Besides my fascination with Frank Schaeffer's parents and with Frank's perspective on their life and work, I'll have to admit that I am also fascinated by the fact that Frank Schaeffer has given me his personal attention. He has responded to my emails, asked me to tell him about myself, and even read some of my writing.
So I feel connected with Frank Schaeffer on multiple levels. His parents influenced my life and faith in my twenties when I belonged to a fundamentalist Christian church. My friends and I almost considered the Schaeffers to be members of our family: Francis, Edith, Priscilla, Susan, Debby, and little Franky. We avidly read and discussed their books and documentaries. They legitimized our way of believing. The Schaeffers' work meshed with where I was, faith-wise, in the 1970s.
Then, Frank Schaeffer comes along with the shadow side of his parents' faith, expressed so beautifully and at times hilariously in his Calvin Becker Trilogy, his memoir, and his most recent book Patience With God. Patience With God even takes us through and beyond the shadow stuff and into Frank's present-day expression of faith.

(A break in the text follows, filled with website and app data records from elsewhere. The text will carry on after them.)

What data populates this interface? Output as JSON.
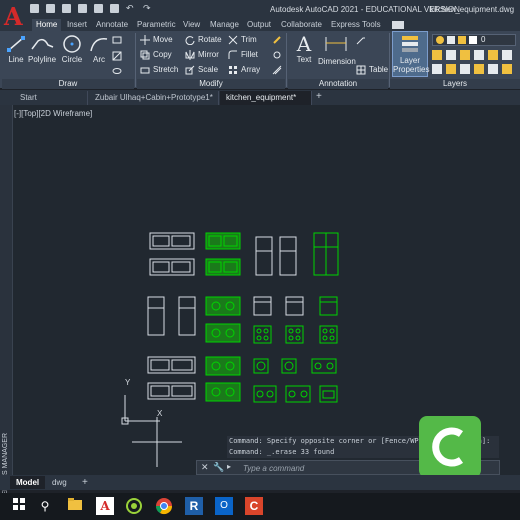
{
  "titlebar": {
    "app_letter": "A",
    "title": "Autodesk AutoCAD 2021 - EDUCATIONAL VERSION",
    "filename": "kitchen_equipment.dwg"
  },
  "ribbon_tabs": [
    "Home",
    "Insert",
    "Annotate",
    "Parametric",
    "View",
    "Manage",
    "Output",
    "Collaborate",
    "Express Tools"
  ],
  "draw_panel": {
    "label": "Draw",
    "tools": [
      "Line",
      "Polyline",
      "Circle",
      "Arc"
    ]
  },
  "modify_panel": {
    "label": "Modify",
    "row1": [
      "Move",
      "Rotate",
      "Trim"
    ],
    "row2": [
      "Copy",
      "Mirror",
      "Fillet"
    ],
    "row3": [
      "Stretch",
      "Scale",
      "Array"
    ]
  },
  "annotation_panel": {
    "label": "Annotation",
    "text": "Text",
    "dimension": "Dimension",
    "table": "Table"
  },
  "layers_panel": {
    "label": "Layers",
    "layer_properties_line1": "Layer",
    "layer_properties_line2": "Properties",
    "current_layer": "0"
  },
  "doc_tabs": {
    "start": "Start",
    "tab1": "Zubair Ulhaq+Cabin+Prototype1*",
    "tab2": "kitchen_equipment*"
  },
  "viewport_label": "[-][Top][2D Wireframe]",
  "side_palette": "LAYER PROPERTIES MANAGER",
  "command": {
    "history1": "Command: Specify opposite corner or [Fence/WPolygon/CPolygon]:",
    "history2": "Command: _.erase 33 found",
    "placeholder": "Type a command"
  },
  "layout_tabs": [
    "Model",
    "dwg"
  ],
  "ucs": {
    "y": "Y",
    "x": "X"
  },
  "colors": {
    "accent_green": "#00d400",
    "autocad_red": "#d42a2a",
    "ribbon_bg": "#3b4656",
    "canvas_bg": "#212830"
  },
  "taskbar_icons": [
    "windows-icon",
    "search-icon",
    "file-explorer-icon",
    "autocad-icon",
    "camtasia-recorder-icon",
    "chrome-icon",
    "revit-icon",
    "outlook-icon",
    "camtasia-icon"
  ]
}
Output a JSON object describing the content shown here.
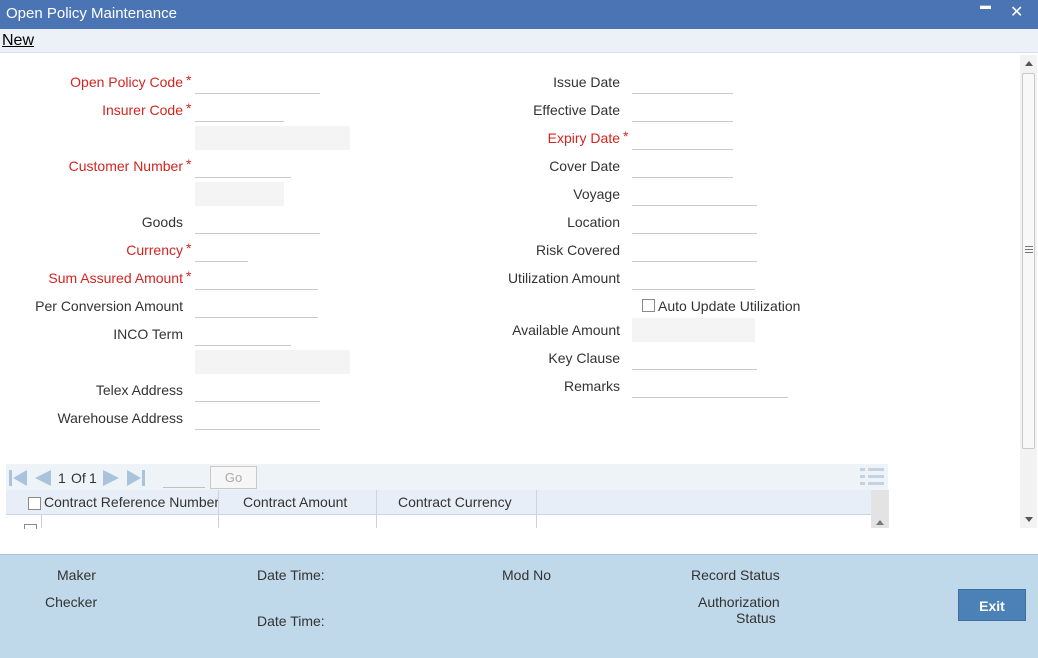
{
  "window": {
    "title": "Open Policy Maintenance",
    "minimize_glyph": "▬",
    "close_glyph": "✕"
  },
  "menu": {
    "new_label": "New"
  },
  "form": {
    "left": {
      "open_policy_code": "Open Policy Code",
      "insurer_code": "Insurer Code",
      "customer_number": "Customer Number",
      "goods": "Goods",
      "currency": "Currency",
      "sum_assured_amount": "Sum Assured Amount",
      "per_conversion_amount": "Per Conversion Amount",
      "inco_term": "INCO Term",
      "telex_address": "Telex Address",
      "warehouse_address": "Warehouse Address"
    },
    "right": {
      "issue_date": "Issue Date",
      "effective_date": "Effective Date",
      "expiry_date": "Expiry Date",
      "cover_date": "Cover Date",
      "voyage": "Voyage",
      "location": "Location",
      "risk_covered": "Risk Covered",
      "utilization_amount": "Utilization Amount",
      "auto_update_utilization": "Auto Update Utilization",
      "available_amount": "Available Amount",
      "key_clause": "Key Clause",
      "remarks": "Remarks"
    },
    "required_mark": "*"
  },
  "grid": {
    "pager": {
      "current": "1",
      "of_label": "Of",
      "total": "1",
      "go_label": "Go"
    },
    "columns": [
      "Contract Reference Number",
      "Contract Amount",
      "Contract Currency"
    ]
  },
  "footer": {
    "maker": "Maker",
    "checker": "Checker",
    "date_time_1": "Date Time:",
    "date_time_2": "Date Time:",
    "mod_no": "Mod No",
    "record_status": "Record Status",
    "authorization_status_1": "Authorization",
    "authorization_status_2": "Status",
    "exit_label": "Exit"
  },
  "colors": {
    "titlebar": "#4a74b4",
    "required": "#d42420",
    "footer": "#bfd8ea",
    "exit_button": "#4a82b7"
  }
}
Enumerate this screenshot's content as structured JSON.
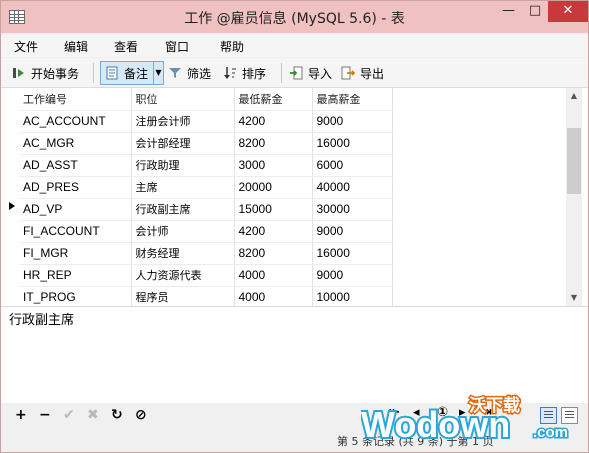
{
  "window": {
    "title": "工作 @雇员信息 (MySQL 5.6) - 表",
    "min": "—",
    "max": "□",
    "close": "✕"
  },
  "menu": [
    "文件",
    "编辑",
    "查看",
    "窗口",
    "帮助"
  ],
  "toolbar": {
    "begin_transaction": "开始事务",
    "memo": "备注",
    "filter": "筛选",
    "sort": "排序",
    "import": "导入",
    "export": "导出"
  },
  "grid": {
    "headers": [
      "工作编号",
      "职位",
      "最低薪金",
      "最高薪金"
    ],
    "rows": [
      [
        "AC_ACCOUNT",
        "注册会计师",
        "4200",
        "9000"
      ],
      [
        "AC_MGR",
        "会计部经理",
        "8200",
        "16000"
      ],
      [
        "AD_ASST",
        "行政助理",
        "3000",
        "6000"
      ],
      [
        "AD_PRES",
        "主席",
        "20000",
        "40000"
      ],
      [
        "AD_VP",
        "行政副主席",
        "15000",
        "30000"
      ],
      [
        "FI_ACCOUNT",
        "会计师",
        "4200",
        "9000"
      ],
      [
        "FI_MGR",
        "财务经理",
        "8200",
        "16000"
      ],
      [
        "HR_REP",
        "人力资源代表",
        "4000",
        "9000"
      ],
      [
        "IT_PROG",
        "程序员",
        "4000",
        "10000"
      ]
    ],
    "current_row": 4
  },
  "editor": {
    "value": "行政副主席"
  },
  "bottom": {
    "add": "+",
    "delete": "−",
    "apply": "✔",
    "cancel": "✖",
    "refresh": "↻",
    "stop": "⊘"
  },
  "status": {
    "text": "第 5 条记录 (共 9 条) 于第 1 页"
  },
  "watermark": {
    "brand_cn": "沃下载",
    "brand": "Wodown",
    "domain": ".com"
  },
  "colors": {
    "close": "#c7393a",
    "accent": "#3a7bd5",
    "titlebar": "#efc1c1"
  }
}
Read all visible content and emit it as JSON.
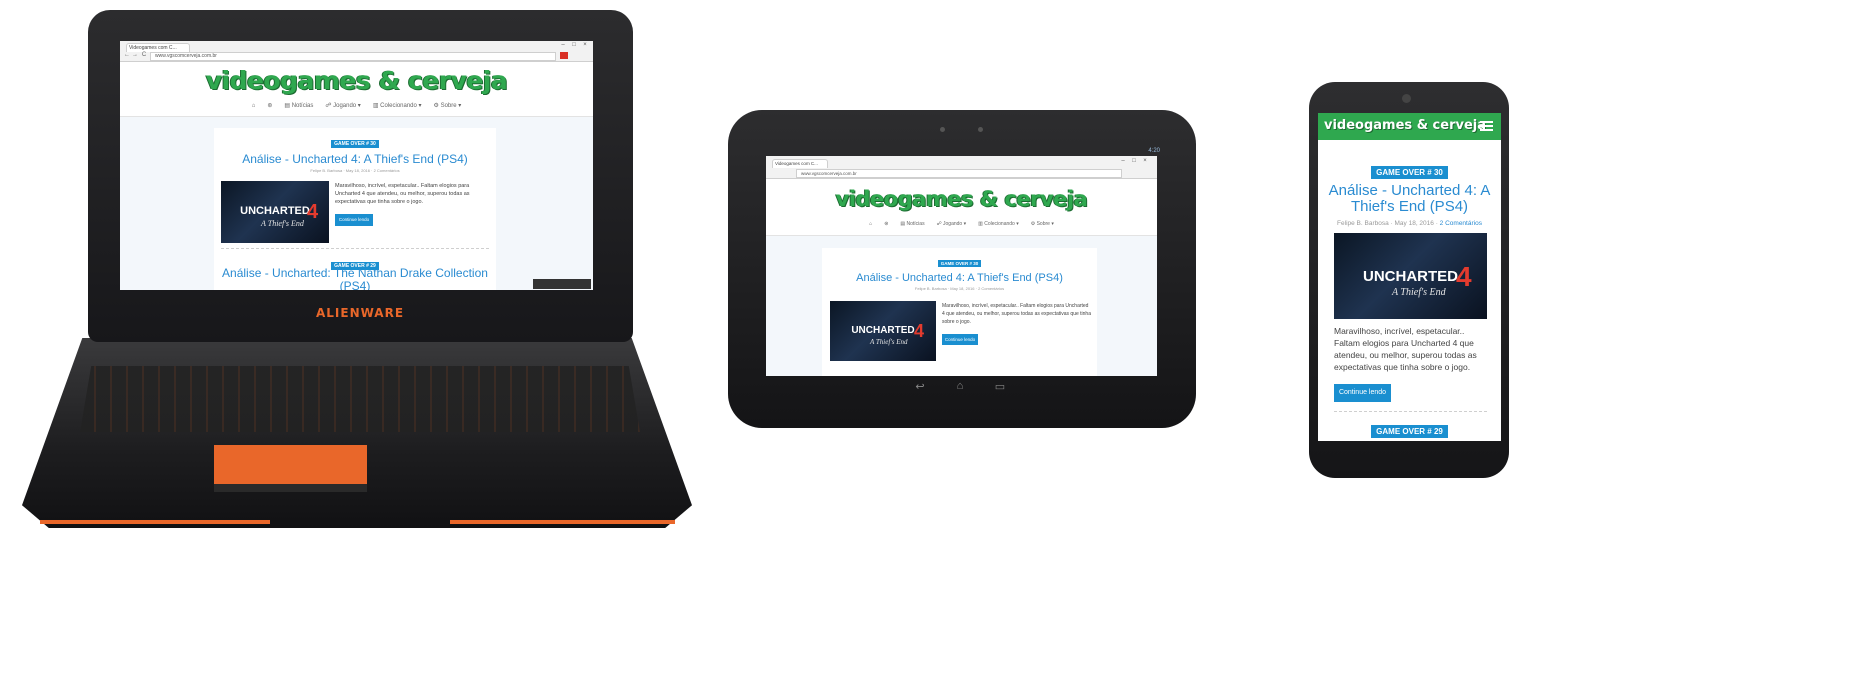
{
  "brand": {
    "laptop_logo": "ALIENWARE",
    "accent": "#e9672a",
    "site_green": "#2fa84f",
    "link_blue": "#2a8bd1",
    "badge_blue": "#1a8fd0"
  },
  "browser": {
    "tab_title": "Videogames com C...",
    "url": "www.vgscomcerveja.com.br",
    "win_buttons": [
      "–",
      "□",
      "×"
    ],
    "nav_icons": [
      "←",
      "→",
      "C"
    ]
  },
  "site": {
    "logo": "videogames & cerveja",
    "menu": [
      "⌂",
      "⊛",
      "▤ Notícias",
      "☍ Jogando ▾",
      "▥ Colecionando ▾",
      "⚙ Sobre ▾"
    ]
  },
  "posts": [
    {
      "badge": "GAME OVER # 30",
      "title": "Análise - Uncharted 4: A Thief's End (PS4)",
      "author": "Felipe B. Barbosa",
      "date": "May 18, 2016",
      "comments": "2 Comentários",
      "excerpt": "Maravilhoso, incrível, espetacular.. Faltam elogios para Uncharted 4 que atendeu, ou melhor, superou todas as expectativas que tinha sobre o jogo.",
      "cta": "Continue lendo",
      "thumb_title": "UNCHARTED",
      "thumb_sub": "A Thief's End",
      "thumb_num": "4"
    },
    {
      "badge": "GAME OVER # 29",
      "title": "Análise - Uncharted: The Nathan Drake Collection (PS4)"
    }
  ],
  "tablet": {
    "status_time": "4:20",
    "nav_buttons": [
      "↩",
      "⌂",
      "▭"
    ]
  },
  "phone": {
    "menu_icon": "hamburger-icon"
  }
}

Frank's work adds to the perspective I had already developed on fundamentalist Christianity and the evolution I had already undergone in my own faith. I also resonate to the concepts about service and love in Frank's Marine Corps books. Frank Schaeffer's work meshes with where I am, faith-wise, now in the 2000s.
Added to this is the fact that Frank and I are contemporaries--I was born in January 1950 and Frank in August 1952. So, throughout our lives, we were about the same age at about the same time. There is a certain connection one has with one's contemporaries because contemporaries live through national and world events at the same age. There is a difference, for instance, in experiencing the terrorist attacks of 11 September 2001 in one's 50s, in one's 20s, as a teenager, as a pre-teen, and as a six-year-old.
And to top all of this off, I have a personal connection with Frank through email. Yes, I know, so do LOTS of people. Frank spends a great deal of time answering emails from readers. But it is a personal connection, and it is nice.
SO--Francis and Edith Schaeffer's supporting my fundamentalist Christian faith in the 1970s, Frank Schaeffer's taking me into the shadow side of this and supporting my broader faith in the 2000s, my being a contemporary of Frank, and Frank's generosity in responding personally to my emails--all of this contributes to my fascination with Frank!